Trust in digital ID requires intensive collaboration, public education: Women in Identity panel
Moving beyond the distrust that prevented the Australia Card from being introduced a generation ago to provide effective digital ID will require further public education, according to panelists of the first webinar held by the Australian chapter of Women in Identity on “The Importance of Digital Trust.”
The webinar was moderated by Carolina Gallegos, senior director of risk services for Visa Australia, New Zealand and South Pacific, who began by reviewing the organization’s growth and ambitions. Women in Identity has surpassed 1,100 members around the world, with level of engagement ranging from 5,000 social media followers and 15 ambassadors in 10 countries. The group has a growing number of initiatives, which Gallegos touched on, along with sponsorship opportunities.

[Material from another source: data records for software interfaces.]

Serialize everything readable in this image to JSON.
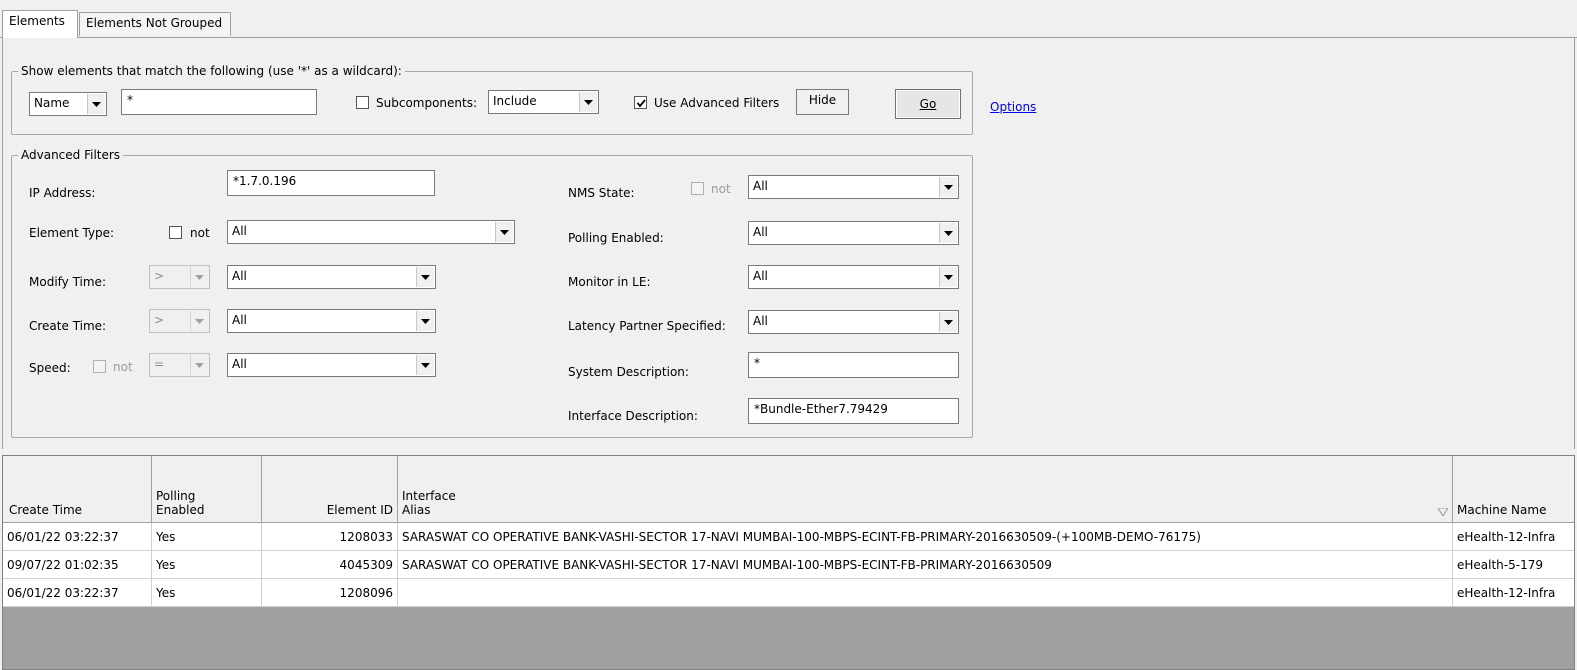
{
  "tabs": [
    {
      "label": "Elements",
      "active": true
    },
    {
      "label": "Elements Not Grouped",
      "active": false
    }
  ],
  "filter": {
    "legend": "Show elements that match the following (use '*' as a wildcard):",
    "field_select": "Name",
    "pattern": "*",
    "subcomponents_label": "Subcomponents:",
    "subcomponents_value": "Include",
    "subcomponents_checked": false,
    "use_advanced_label": "Use Advanced Filters",
    "use_advanced_checked": true,
    "hide_label": "Hide",
    "go_label": "Go",
    "options_link": "Options"
  },
  "advanced": {
    "legend": "Advanced Filters",
    "ip_address": {
      "label": "IP Address:",
      "value": "*1.7.0.196"
    },
    "element_type": {
      "label": "Element Type:",
      "not_label": "not",
      "value": "All"
    },
    "modify_time": {
      "label": "Modify Time:",
      "operator": ">",
      "value": "All"
    },
    "create_time": {
      "label": "Create Time:",
      "operator": ">",
      "value": "All"
    },
    "speed": {
      "label": "Speed:",
      "not_label": "not",
      "operator": "=",
      "value": "All"
    },
    "nms_state": {
      "label": "NMS State:",
      "not_label": "not",
      "value": "All"
    },
    "polling_enabled": {
      "label": "Polling Enabled:",
      "value": "All"
    },
    "monitor_in_le": {
      "label": "Monitor in LE:",
      "value": "All"
    },
    "latency_partner": {
      "label": "Latency Partner Specified:",
      "value": "All"
    },
    "system_description": {
      "label": "System Description:",
      "value": "*"
    },
    "interface_description": {
      "label": "Interface Description:",
      "value": "*Bundle-Ether7.79429"
    }
  },
  "grid": {
    "columns": {
      "create_time": "Create Time",
      "polling_line1": "Polling",
      "polling_line2": "Enabled",
      "element_id": "Element ID",
      "alias_line1": "Interface",
      "alias_line2": "Alias",
      "machine": "Machine Name"
    },
    "rows": [
      {
        "create_time": "06/01/22 03:22:37",
        "polling": "Yes",
        "element_id": "1208033",
        "alias": "SARASWAT CO OPERATIVE BANK-VASHI-SECTOR 17-NAVI MUMBAI-100-MBPS-ECINT-FB-PRIMARY-2016630509-(+100MB-DEMO-76175)",
        "machine": "eHealth-12-Infra"
      },
      {
        "create_time": "09/07/22 01:02:35",
        "polling": "Yes",
        "element_id": "4045309",
        "alias": "SARASWAT CO OPERATIVE BANK-VASHI-SECTOR 17-NAVI MUMBAI-100-MBPS-ECINT-FB-PRIMARY-2016630509",
        "machine": "eHealth-5-179"
      },
      {
        "create_time": "06/01/22 03:22:37",
        "polling": "Yes",
        "element_id": "1208096",
        "alias": "",
        "machine": "eHealth-12-Infra"
      }
    ]
  }
}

Expert panelists included Consultant Agnieszka Szczepanik, Australia Post Head of Digital ID Margo Stephen, and PwC Partner Mary Attard.
Australia Post has not moved into the identity space with digital ID, but has already been providing police check, employment verification, and passport photo services for years. Now, the organization is attempting to grow both the ecosystem and the user base, Stephen said.
Attard spoke about the need to bring the human element into the digital ID space, and the baseline trust requirement that consumers have for any organization to provide ID services.
Szczepanik compared the complexity of putting AML frameworks and policies into place that can satisfy the needs of many jurisdictions to similar goals for digital identity. She also noted that while user experience in onboarding is typically poor in Australia, employee experience is also poor, recounting her realization that “the whole onboarding journey was really just about data management.”
The panelists discussed what trust means in the context of the digital economy, noting that trust often derives from the values demonstrated by the organization in a broad sense, and the need to satisfy both ethical and compliance standards. Doing so likely requires intensive collaboration, because of both the relative newness and the breadth of the digital identity space. Australia’s progress was considered, on both the government side led by the Digital Transformation Authority (DTA), and the private-sector side led by the Australian Payments Network. Players in the ecosystem still need to decide what opportunities to delve into first, and to take a unified approach to be effective amid rapid social and technological change, panelists said.
Szczepanik pointed out that broadband infrastructure in Australia lags behind many countries, hampering digital ID efforts.
The Australia Card debate of the 1980s came up multiple times, though the panelists seem agreed that the degree of resistance would be different now, and likely be uneven between different demographics. This is part of the reason the DTA is focussed on delivering choice in the digital identity system.
The panelists also discussed how the last year would have gone differently had an effective and widely-used digital ID already been in place, which brought the conversation to the need to support vulnerable people as so many services move online.
Advice for the industry centered mainly around making a clear and compelling value proposition, and putting ideas and theories to the test. The latter is part of what motivated the trial Australia Post is running in collaboration with Mastercard and Deakin University, Stephen said. Education is important for all stakeholders, but many consumers are still burdened by misimpressions, such as that all identity data is stored in vulnerable honey-pots. The industry can deal with this and other challenges in part by bringing people with diverse backgrounds and perspectives into the industry.
Questions posted by the audience during the closing Q+A session included how ready Australia or the world is for open banking, how banks in Australia compare with those in the UK in terms of digital onboarding, and how to make services more accessible in the country, given that only 60 percent of Australians own a passport.